Yoga Over Time
Yoga is broken down into four major periods in history: pre-classical, classical, post-classical, and modern yoga. Much like a changing social philosophy or culture, yoga served different, yet still similar, ideals in each period. With each period came a slightly different approach to the art, largely dictated by the masters at each time.
Pre-classical yoga, developed in India over 5,000 years ago, is famously portrayed in the Hindu scripture the Bhagavad-Gîtâ. In this, three major themes of yoga are discussed: karma yoga (the yoga of action), Bhakti yoga (devotion toward god or sacrifice of the ego), and Jnana yoga (wisdom, or the yoga of discerning reality).
Classical yoga attempted to consolidate the growing base of ideas that had spawned over centuries. Here, the defining text became the Yoga-Sûtras, written by Patanjali. The scripture systematically organized yoga within four chapters. This type of yoga became known as Raja Yoga or the “eight limbed path”. Much of Patanjali’s influence remains with modern yoga.
Post-classical yoga took yet another focus on the art of yoga. Here, yoga became a means to enlightenment through the physical body. Hatha Yoga, as it was called, became a way to break the “knots that tied us to physical existence.”
Finally, modern yoga entered the world. Yoga masters began to reach westward and draw in new followers. Soon, Hatha Yoga seeped into western culture and is evidenced by the explosion in popularity seen in places like the United States. Although modern yoga still follows most of post-classical yoga’s teaching, there are a number of styles and approaches to the practice.
If you’re considering beginning the practice of yoga, here are a few quick pointers:
- Determine where to start. Consider going to a yoga studio or having a friend that practices help evaluate where you’re at physically.
- Get on a consistent schedule. Find a good time each day to practice yoga and try to stick to it. Many people find a half hour session of yoga after work is a great way to unwind. Alternatively, morning yoga may give you the energy to take on the day.
- Find a friend to practice with. It helps to have a work out buddy for motivational purposes as well as constructive criticism on form and approach. Plus, it always seems to brighten the mood when you have someone around to talk to and meditate with!
- Just like any exercise, set some goals for yourself. Try to master new poses regularly. Going to a yoga class is great for this because you’ll be able to work off of other people.
Dr. Berkas Comment
Yoga is a wonderful addition to any exercise/meditation practice. It promotes flexibility of mind and body through signature body positions, breath, and focus of intention. All of which are important in living a balanced life. In fact, Candace Pert, PhD states this very eloquently in her book “Molecules of Emotion”, …at any/every moment, the mind is in the body and the body is in the mind.

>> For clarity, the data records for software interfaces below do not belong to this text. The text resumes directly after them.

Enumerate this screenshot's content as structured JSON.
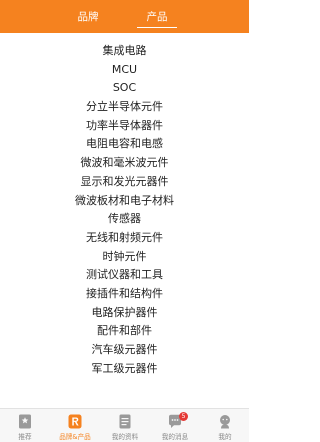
{
  "header": {
    "tabs": [
      {
        "label": "品牌"
      },
      {
        "label": "产品"
      }
    ],
    "active_tab": 1
  },
  "categories": [
    "集成电路",
    "MCU",
    "SOC",
    "分立半导体元件",
    "功率半导体器件",
    "电阻电容和电感",
    "微波和毫米波元件",
    "显示和发光元器件",
    "微波板材和电子材料",
    "传感器",
    "无线和射频元件",
    "时钟元件",
    "测试仪器和工具",
    "接插件和结构件",
    "电路保护器件",
    "配件和部件",
    "汽车级元器件",
    "军工级元器件"
  ],
  "tabbar": {
    "items": [
      {
        "label": "推荐",
        "icon": "bookmark-icon"
      },
      {
        "label": "品牌&产品",
        "icon": "r-logo-icon"
      },
      {
        "label": "我的资料",
        "icon": "document-icon"
      },
      {
        "label": "我的消息",
        "icon": "chat-icon",
        "badge": "5"
      },
      {
        "label": "我的",
        "icon": "person-icon"
      }
    ],
    "active_index": 1
  },
  "colors": {
    "accent": "#f5821f",
    "tab_inactive": "#8a8a8a",
    "badge": "#e53935"
  }
}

It this mind/body connection which makes yoga such a unique practice. Regardless of which “type” of yoga you practice, cultivating your mind/body connection is essential. So whether you are a seasoned practitioner or just getting started, embrace the process of transformation as you unfold and blossom into the best expression of YOU. NAMASTE